large movement. The jaw is lowered while keeping the lips closed. The soft
palate (roof of the mouth) is relaxed. The patient also focuses on lowering the
tongue along with the lower jaw. The movement needs to be practiced in a
relaxed manner with calm breathing. The movement resembles a large chewing
motion. It creates a vacuum, and air moves into the nose. Nearly 90% of the
patients in the study could learn the movement after just one therapy session.
But since the movement is attention-getting, the same vacuum needs to be created
in a less obvious way.
The second step is to make it less obvious by not lowering the jaw, but to
create the vacuum primarily with the back of the tongue. The back of the tongue
is raised to the roof of the mouth (back of the palate). Then it is lowered.
The third stage has been previously described as the "polite yawn" method.
If you yawn with your mouth closed there is a subtle increase in the size of the
nasal and mouth cavity. This creates the vacuum and permits some air to enter
the nose for the purpose of smelling.
During the study patients were given visual feedback that they were moving

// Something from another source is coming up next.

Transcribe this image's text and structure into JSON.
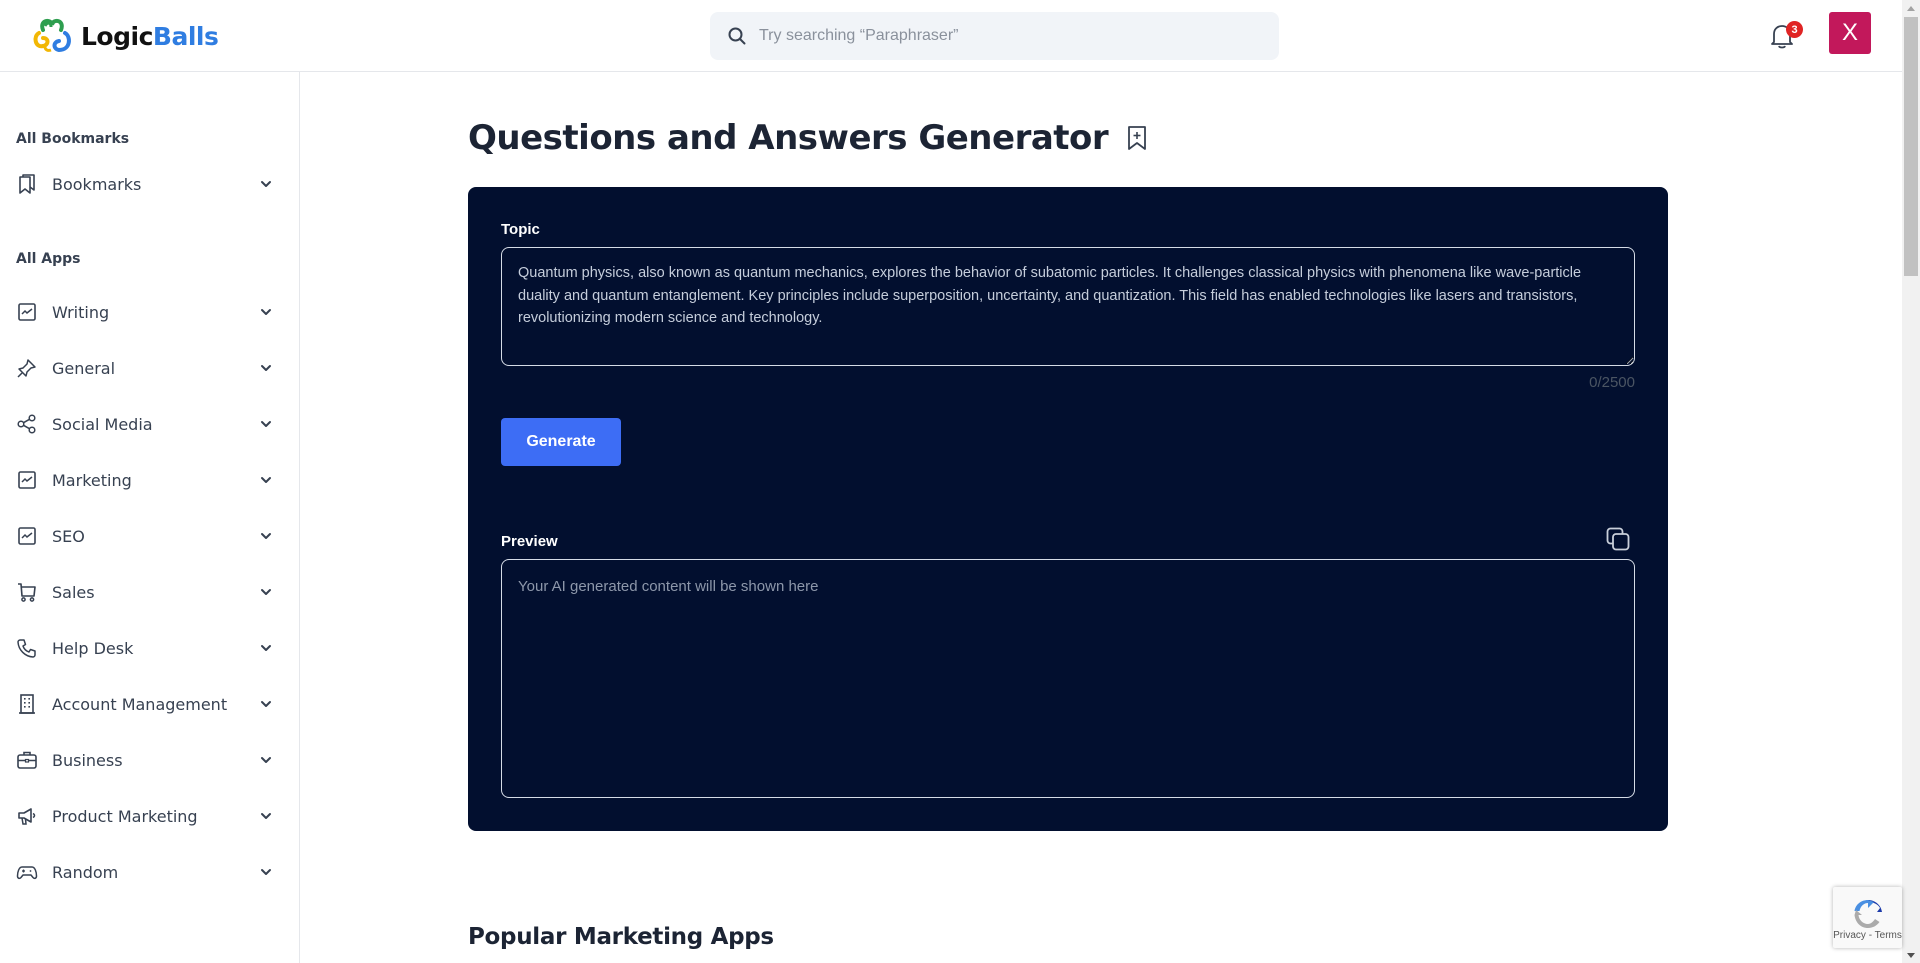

air into the nose by means of a device called a water manometer. The vacuum
created in the nose moves water contained in the device towards and then away
from the nose as air is moved in and out of the nose. This helped the patients
learn the methods.
Dr. van As concluded that patients in the study reported improved taste and
appetite, as well as increased ability to smell. Approximately one half of the
patients continued to use the method over time.
Additional findings from the WHO Report
In June 2002, the World Health
Organization's International Agency for Research on Cancer (IARC) released the
findings from a group of researchers who reviewed all the significant scientific
evidence related to tobacco use and cancer. In the new report from IARC, which
will be published late this year or early in 2003, additional sites for
tobacco-related cancer have been confirmed
-- cancers of the stomach, liver,
cervix, renal cell carcinoma, and myeloid leukemia. These are in addition to
lung, larynx, and a number of other cancers previously linked to tobacco use.
The research also indicates that passive smoking causes lung cancer, with
an increased risk of 20% to 30% among those exposed to environmental tobacco
smoke who never smoked themselves. The new IARC report also discusses the
overall disease burden caused by tobacco. Half of all long-term smokers are
killed by a tobacco-related disease, with half of those deaths occurring between
the ages of 35 and 69 years. Those killed by tobacco lose on average 20-25
years of life expectancy.
New Technologies in the Works
In the June 24th issue of
Newsweek an article reported on technologies being worked on at
Massachusetts Eye and Ear Infirmary by Dr. Robert Hillman and others. One
project would attach a sensor to the neck muscles of a laryngectomy which would
pick up the impulse that the user was speaking. This signal would be wirelessly
transmitted to something resembling a Walkman player worn on the waist. It
would transmit a signal to a very small and inconspicuous tone emitting device
which was attached to the neck. While the technology is similar to an AL,
efforts are being made to make the voice more easily modified in both volume and
While this hands-free technology is only now being worked on and it will be
some time before it is commercially available, it is heartening to know that,
despite the fact that there are few laryngectomees, that improving our lives is
on the agenda of the research community.
Welcome New Members
We welcome the 29 new members who joined us during this past month:
Penny Schilling Bise, CCC-SLP
Laura Getman, MA, CCC-SLP
Regina Lynn Hoover
Dr. Enrique Hülsz
Mexico City, Mexico
Meaghan Kane, M.A., CCC-SLP
San Francisco, CA
Brandon Marchand - Communicative Medical
Kathleen McQuilling - Caregiver
Cheryl Paquette - Caregiver
New Boston, NH
Charlie Puckett II
Dr. Ed Stone, PhD
Hyogo Pref., Japan
As a charitable organization, as described in IRS § 501(c)(3), the
WebWhispers Nu-Voice Club
is eligible to receive tax-deductible contributions
in accordance with IRS